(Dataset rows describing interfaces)
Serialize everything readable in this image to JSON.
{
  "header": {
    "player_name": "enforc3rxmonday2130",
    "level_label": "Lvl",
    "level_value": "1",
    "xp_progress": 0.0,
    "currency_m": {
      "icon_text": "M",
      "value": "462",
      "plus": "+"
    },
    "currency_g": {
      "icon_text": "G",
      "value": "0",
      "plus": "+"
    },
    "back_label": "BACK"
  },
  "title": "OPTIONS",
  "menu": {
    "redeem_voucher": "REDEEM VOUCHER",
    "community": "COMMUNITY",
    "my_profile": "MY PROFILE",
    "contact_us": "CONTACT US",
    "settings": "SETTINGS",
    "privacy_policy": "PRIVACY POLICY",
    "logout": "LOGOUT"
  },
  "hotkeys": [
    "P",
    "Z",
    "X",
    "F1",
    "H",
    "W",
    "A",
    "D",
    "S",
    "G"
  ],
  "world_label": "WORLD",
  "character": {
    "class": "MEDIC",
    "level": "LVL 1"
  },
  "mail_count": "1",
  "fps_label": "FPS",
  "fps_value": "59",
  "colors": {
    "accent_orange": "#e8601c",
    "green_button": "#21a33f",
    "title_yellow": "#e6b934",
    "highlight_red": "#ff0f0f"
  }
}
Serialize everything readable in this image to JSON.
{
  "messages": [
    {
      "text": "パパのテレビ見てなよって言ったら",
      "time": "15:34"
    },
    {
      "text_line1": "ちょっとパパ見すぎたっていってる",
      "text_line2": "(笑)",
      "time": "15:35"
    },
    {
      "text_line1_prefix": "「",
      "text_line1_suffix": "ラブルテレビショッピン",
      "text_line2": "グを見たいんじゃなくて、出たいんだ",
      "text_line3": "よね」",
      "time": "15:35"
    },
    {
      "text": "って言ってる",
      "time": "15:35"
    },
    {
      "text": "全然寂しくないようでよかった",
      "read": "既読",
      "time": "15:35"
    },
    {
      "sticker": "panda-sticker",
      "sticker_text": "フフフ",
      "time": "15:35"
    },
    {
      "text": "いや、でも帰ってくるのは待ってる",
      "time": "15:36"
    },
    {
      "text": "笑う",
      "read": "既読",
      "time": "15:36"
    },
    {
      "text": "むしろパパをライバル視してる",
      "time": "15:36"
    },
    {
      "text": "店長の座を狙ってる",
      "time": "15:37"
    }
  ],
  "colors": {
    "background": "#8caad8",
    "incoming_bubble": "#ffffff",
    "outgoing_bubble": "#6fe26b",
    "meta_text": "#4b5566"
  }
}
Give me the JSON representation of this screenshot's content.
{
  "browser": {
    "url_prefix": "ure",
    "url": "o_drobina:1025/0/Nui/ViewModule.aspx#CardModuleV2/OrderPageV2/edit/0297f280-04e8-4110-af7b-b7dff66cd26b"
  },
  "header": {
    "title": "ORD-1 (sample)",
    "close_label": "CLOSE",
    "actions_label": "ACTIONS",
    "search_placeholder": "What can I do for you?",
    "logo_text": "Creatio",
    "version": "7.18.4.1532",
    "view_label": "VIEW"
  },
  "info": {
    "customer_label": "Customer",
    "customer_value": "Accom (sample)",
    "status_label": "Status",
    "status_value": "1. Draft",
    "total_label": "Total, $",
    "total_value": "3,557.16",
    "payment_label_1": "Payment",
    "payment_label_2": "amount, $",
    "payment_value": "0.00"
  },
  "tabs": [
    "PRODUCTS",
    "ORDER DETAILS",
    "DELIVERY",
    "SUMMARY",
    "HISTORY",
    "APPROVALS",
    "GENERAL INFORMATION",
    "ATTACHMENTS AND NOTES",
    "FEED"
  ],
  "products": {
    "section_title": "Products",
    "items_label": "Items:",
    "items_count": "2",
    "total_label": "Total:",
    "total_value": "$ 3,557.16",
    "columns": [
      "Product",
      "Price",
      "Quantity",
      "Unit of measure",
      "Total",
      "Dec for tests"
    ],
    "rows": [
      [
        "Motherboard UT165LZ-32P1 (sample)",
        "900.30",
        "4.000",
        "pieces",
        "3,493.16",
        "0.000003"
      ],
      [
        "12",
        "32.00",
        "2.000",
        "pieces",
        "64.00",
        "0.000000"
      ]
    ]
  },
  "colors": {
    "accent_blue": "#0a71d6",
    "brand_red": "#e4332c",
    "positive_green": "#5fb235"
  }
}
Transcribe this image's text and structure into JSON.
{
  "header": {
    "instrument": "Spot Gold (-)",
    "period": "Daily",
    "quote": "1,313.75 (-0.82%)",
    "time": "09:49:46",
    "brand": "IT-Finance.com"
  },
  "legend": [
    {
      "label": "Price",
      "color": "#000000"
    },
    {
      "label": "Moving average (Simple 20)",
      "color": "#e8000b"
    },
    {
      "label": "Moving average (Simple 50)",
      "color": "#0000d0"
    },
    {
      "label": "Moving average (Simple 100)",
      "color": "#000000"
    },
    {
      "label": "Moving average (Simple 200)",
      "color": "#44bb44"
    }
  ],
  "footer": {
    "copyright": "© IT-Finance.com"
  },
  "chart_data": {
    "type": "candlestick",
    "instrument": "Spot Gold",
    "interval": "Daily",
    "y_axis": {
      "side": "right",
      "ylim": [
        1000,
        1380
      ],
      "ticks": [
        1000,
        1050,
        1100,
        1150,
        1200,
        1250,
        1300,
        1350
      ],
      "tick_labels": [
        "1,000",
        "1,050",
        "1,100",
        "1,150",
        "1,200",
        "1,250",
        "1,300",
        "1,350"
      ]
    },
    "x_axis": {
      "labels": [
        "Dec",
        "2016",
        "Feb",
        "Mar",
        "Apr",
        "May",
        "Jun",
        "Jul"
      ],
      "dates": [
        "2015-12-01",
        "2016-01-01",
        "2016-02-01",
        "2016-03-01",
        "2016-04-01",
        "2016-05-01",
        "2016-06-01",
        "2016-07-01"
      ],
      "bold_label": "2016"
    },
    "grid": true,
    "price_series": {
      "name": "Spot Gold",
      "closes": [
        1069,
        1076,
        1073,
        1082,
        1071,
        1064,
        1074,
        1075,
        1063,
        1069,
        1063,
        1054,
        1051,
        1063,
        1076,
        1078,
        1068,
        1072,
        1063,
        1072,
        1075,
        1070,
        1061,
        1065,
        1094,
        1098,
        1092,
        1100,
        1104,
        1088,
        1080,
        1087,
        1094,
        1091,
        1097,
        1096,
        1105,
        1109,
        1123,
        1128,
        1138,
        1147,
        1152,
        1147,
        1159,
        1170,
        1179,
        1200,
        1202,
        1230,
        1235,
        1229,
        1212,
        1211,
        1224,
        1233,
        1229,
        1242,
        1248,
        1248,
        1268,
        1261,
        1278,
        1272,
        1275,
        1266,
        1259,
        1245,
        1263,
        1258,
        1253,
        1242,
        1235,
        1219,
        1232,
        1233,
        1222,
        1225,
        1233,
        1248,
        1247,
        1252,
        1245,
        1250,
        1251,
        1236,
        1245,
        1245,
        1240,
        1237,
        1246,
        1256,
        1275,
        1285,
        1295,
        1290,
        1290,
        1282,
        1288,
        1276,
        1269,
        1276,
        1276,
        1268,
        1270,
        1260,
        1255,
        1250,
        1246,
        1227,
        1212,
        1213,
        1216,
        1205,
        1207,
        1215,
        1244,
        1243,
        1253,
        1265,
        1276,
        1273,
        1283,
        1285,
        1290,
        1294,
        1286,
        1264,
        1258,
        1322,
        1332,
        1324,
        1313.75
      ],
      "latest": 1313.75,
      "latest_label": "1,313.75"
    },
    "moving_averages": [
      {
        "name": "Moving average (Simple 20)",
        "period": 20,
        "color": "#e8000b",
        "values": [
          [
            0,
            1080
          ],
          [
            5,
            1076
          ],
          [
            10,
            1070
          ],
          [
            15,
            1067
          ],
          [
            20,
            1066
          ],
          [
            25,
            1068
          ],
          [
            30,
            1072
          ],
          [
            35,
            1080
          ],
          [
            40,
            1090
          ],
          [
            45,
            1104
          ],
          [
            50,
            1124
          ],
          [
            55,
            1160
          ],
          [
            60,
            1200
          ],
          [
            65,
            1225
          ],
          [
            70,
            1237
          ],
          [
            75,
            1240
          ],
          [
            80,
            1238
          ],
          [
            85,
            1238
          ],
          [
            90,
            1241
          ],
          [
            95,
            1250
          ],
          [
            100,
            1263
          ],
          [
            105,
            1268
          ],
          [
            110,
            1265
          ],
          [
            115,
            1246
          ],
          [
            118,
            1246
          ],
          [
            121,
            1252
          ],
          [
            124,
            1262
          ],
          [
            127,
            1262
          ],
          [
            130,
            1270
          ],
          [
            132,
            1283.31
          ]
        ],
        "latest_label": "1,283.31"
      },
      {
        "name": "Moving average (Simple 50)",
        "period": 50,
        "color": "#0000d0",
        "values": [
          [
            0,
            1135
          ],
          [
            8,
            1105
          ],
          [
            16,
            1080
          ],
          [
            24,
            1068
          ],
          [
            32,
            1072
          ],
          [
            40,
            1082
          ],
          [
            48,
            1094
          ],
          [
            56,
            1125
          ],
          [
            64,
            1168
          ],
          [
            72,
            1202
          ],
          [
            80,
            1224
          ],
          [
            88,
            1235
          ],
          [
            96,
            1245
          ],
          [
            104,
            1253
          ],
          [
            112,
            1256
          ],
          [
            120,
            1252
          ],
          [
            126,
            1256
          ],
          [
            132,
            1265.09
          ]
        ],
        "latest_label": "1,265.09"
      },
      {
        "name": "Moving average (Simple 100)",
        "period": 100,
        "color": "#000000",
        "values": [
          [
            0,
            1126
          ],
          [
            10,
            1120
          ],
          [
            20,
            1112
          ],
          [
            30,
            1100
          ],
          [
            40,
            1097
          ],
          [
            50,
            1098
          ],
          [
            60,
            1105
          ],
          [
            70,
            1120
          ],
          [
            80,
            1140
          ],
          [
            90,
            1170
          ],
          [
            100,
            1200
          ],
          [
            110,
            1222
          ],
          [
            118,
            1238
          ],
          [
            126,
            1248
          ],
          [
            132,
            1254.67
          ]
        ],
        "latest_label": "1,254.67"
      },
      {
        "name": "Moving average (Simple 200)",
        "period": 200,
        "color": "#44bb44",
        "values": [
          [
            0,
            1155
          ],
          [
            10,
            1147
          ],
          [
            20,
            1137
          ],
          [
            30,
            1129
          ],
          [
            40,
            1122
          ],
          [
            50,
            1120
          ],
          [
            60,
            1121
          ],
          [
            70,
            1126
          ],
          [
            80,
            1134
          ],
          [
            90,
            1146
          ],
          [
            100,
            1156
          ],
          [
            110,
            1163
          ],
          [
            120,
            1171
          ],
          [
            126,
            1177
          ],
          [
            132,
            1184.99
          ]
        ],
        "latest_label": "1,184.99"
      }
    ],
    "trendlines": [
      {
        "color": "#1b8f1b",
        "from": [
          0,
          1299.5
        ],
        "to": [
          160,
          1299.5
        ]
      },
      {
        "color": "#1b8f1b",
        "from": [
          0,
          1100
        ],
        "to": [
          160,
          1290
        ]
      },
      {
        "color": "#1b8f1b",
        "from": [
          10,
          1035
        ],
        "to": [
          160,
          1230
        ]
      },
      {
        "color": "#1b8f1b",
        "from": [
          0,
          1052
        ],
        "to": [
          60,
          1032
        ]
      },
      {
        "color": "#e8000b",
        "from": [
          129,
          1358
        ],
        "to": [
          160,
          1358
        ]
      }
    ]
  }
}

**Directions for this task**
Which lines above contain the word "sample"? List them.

**Response**
    "title": "ORD-1 (sample)",
    "customer_value": "Accom (sample)",
        "Motherboard UT165LZ-32P1 (sample)",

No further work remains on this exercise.